History of Texas, together with a biographical history of Milam, Williamson, Bastrop, Travis, Lee and Burleson counties : containing a concise history of the state, with portraits and biographies of prominent citizens of the above named counties, and personal histories of many of the early settlers and leading families

4H _ TEXA

become their allies, abandoned them, the
Mexican governleilt grew more violent, and
even Austin opposed any effort at revolution
at that time, and the Edwardses in a few
weeks altogether failed.
Austin's colony continued to prosper.
Austin himself, making himself a favorite of
the government, was even promoted in his
political powers. Other colonies also prospered
to some extent. After the annulment
of Edwards' contract, his territory was divided
between David G. Burnett and Joseph
Vehlein, and immigrants continued to flow
into that portion of Texas. Dewitt, although
his first settlers were temporarily driven off
by Indians, had laid out the town of Gonzatlez
in 1825, naming it after Rafael Gonzalez,
a temporary governor of the State, and during
1827-'28 he succeeded in introducing
considerable numbers of colonists. In De
Leon's grant the town of Victoria was
founded, and La Bahia del Espiritu Santo
had developed into a town of such appreciable
dimensions that in 1829 it was raised to
the rank of a villa, and the high-sounding
title of Goliad given to it. Filisola, in an
endeavor to wrench an anagram out of Hidalgo's
name, spelled the name Golhiad. On
the Brazos a flourishing settlement called
Brazoria had also sprung up.
However, the experience which the Mexican
government had with the Fredonians
(Edwards' colonists) caused them to be more
watchful of the movements of American immigrants.
Under the liberal and non-aggressive
policy of- Guerrero the colonists
were left pretty much to themselves, and he
even aided them in the abolition of slavery.
But when he was overthrown, in D/ember,
1829, and Bustamante seized the Ielm of
government, the sleeping tiger of Mexican
suspicion and belligerency arose and showed

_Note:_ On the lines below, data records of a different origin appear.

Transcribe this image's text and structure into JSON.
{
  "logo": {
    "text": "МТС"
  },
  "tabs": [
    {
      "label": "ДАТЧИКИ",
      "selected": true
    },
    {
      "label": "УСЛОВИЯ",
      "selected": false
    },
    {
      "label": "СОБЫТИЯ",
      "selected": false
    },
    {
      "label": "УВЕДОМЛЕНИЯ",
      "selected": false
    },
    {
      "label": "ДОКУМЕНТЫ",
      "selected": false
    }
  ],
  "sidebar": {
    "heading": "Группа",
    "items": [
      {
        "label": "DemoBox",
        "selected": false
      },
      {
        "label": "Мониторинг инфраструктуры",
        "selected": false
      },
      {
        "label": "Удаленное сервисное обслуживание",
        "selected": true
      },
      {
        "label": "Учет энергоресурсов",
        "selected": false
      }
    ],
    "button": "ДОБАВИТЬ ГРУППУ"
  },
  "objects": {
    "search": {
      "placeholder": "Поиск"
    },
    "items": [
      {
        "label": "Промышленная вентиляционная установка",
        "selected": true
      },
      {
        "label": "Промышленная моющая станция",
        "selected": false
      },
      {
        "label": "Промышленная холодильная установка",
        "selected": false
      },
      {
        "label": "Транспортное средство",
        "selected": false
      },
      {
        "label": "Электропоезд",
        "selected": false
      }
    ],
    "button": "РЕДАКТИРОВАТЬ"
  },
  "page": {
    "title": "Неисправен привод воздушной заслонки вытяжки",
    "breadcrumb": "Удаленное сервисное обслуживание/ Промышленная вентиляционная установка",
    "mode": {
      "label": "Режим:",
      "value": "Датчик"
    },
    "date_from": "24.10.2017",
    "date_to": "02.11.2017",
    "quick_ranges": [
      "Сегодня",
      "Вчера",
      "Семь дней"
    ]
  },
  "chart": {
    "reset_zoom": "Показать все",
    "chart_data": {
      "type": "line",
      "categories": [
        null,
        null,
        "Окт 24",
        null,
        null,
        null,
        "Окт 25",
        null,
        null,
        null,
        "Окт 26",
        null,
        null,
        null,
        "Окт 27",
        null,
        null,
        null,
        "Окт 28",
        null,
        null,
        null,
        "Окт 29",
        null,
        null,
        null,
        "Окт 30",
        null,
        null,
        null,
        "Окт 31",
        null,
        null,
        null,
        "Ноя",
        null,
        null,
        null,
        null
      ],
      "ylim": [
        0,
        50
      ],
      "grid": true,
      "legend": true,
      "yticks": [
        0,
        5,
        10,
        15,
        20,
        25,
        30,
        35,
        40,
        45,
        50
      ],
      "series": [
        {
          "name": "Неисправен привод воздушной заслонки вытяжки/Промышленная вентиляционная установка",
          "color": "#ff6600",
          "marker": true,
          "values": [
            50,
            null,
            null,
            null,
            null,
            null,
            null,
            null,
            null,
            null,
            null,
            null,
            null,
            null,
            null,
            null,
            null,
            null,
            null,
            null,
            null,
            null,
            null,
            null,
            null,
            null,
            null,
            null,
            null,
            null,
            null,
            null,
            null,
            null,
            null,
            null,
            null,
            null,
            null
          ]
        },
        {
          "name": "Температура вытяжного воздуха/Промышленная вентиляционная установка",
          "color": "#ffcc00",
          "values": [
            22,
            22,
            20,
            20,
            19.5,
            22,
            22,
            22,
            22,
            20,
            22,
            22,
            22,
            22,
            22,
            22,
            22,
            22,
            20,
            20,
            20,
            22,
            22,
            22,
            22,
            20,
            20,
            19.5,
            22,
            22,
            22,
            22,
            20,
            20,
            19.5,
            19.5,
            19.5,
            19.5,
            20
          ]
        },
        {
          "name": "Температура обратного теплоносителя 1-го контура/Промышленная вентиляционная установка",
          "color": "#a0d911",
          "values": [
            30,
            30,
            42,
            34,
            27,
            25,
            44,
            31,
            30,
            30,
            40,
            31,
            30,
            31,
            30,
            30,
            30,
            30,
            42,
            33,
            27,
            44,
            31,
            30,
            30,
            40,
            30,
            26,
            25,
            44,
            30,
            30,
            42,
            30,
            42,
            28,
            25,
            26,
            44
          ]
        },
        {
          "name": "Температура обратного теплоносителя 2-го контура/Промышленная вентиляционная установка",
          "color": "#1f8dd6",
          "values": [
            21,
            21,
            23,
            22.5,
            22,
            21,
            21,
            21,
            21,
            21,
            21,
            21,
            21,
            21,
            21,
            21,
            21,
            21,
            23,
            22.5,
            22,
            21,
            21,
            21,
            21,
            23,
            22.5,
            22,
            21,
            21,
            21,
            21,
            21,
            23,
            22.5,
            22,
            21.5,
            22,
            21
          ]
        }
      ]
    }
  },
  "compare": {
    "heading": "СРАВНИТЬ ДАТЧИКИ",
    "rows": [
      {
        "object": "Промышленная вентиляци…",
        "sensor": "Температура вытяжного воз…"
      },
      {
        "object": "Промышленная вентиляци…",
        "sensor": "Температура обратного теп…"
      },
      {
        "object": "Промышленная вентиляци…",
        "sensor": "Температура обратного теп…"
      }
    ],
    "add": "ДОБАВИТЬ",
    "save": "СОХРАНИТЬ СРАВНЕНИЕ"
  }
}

his teeth. And at this time it required but
little foresight to see that the increasing
American element within the domain of
Texas would ere long attempt to i" slip the
leash;" for even the government of the
United States, and more especially the expressions
of many leading men within the
Union, were indicative of a general move on
our part to take a hand in the separation of
Texas from Mexico; but before the final storm
a preliminary gust made its appearance in
the form of Texan independence as a sovereign
republic. As Bancroft says:
"It was therefore natural that Mexico
should entertain fears as to the future obedience
of the Texan colonists, and it was equally
natural that the latter would not tamely submit
to the imposition of fetters similar to
those which the fathers of most of them had
helped to break. Yet in its shortsightedness
the government, under the despotic administration
of Bustamante, thought to obviate a
probable but not unavoidable contingency by
adopting the very measures which were most
calculated to provoke a spirit of antagonism."
Lucas Alaman, the minister of relations
under the new government, has the credit
(discredit) of inspiring the Mexican legislature
to make the fatal mistake of attempting
to curb the. designs of the United States by
the exercise of oppressive measures against'
the Texan colonists. On February 8, 1830,
he laid a memorial before Congress, in which
with just reason he calls attention to the
danger that Texas was exposed to of being
absorbed by the northern republic, and to
the carelessness which the government of the
State of Coahuila and Texas had shown in its
neglect to see that the colonization laws were
properly carried out. He said that the orders
providing that no more than the number of
families designated in a contract should settle

40

Hr- TORY FTEA

Lewis Publishing Company, publisher. History of Texas, together with a biographical history of Milam, Williamson, Bastrop, Travis, Lee and Burleson counties : containing a concise history of the state, with portraits and biographies of prominent citizens of the above named counties, and personal histories of many of the early settlers and leading families. Chicago. The Portal to Texas History. http://texashistory.unt.edu/ark:/67531/metapth29785/. Accessed October 24, 2014.